• WHAT IS REQUIRED: Please report every line in the entries that contains the string "this".

• Dataset entries:
——

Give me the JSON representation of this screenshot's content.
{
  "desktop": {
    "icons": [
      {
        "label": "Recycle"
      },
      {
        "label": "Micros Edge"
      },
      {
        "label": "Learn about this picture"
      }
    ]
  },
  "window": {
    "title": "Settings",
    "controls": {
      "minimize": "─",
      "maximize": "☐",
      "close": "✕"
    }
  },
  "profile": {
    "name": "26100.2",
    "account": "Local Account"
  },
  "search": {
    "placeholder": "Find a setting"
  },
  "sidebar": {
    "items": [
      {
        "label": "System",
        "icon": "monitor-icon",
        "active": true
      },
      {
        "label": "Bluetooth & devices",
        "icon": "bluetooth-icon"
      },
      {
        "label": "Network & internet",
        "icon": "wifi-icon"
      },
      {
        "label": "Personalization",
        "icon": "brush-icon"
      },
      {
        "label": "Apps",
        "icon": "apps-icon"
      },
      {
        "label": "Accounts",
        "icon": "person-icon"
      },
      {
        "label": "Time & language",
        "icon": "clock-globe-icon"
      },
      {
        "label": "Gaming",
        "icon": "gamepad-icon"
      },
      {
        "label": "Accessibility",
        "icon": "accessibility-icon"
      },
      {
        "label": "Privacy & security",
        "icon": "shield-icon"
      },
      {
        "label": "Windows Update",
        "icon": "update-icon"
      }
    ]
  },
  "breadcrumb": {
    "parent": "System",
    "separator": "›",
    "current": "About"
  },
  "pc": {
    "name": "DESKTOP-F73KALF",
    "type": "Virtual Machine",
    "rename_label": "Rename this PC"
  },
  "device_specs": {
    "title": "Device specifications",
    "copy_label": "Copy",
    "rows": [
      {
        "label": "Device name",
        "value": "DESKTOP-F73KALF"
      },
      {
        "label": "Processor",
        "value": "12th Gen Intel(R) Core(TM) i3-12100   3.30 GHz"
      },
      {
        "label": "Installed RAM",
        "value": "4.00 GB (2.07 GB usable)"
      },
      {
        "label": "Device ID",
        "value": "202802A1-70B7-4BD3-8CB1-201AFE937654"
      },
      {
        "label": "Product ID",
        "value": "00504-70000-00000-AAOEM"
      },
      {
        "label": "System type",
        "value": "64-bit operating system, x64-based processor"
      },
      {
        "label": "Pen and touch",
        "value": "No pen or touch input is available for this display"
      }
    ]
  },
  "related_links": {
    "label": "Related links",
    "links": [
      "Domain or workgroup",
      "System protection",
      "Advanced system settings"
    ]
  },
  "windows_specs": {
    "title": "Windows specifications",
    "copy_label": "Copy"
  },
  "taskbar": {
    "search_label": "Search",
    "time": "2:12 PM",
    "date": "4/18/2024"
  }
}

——

• WRITTEN SOLUTION:
Give me the JSON representation of this screenshot's content.
        "label": "Learn about this picture"
    "rename_label": "Rename this PC"
        "value": "No pen or touch input is available for this display"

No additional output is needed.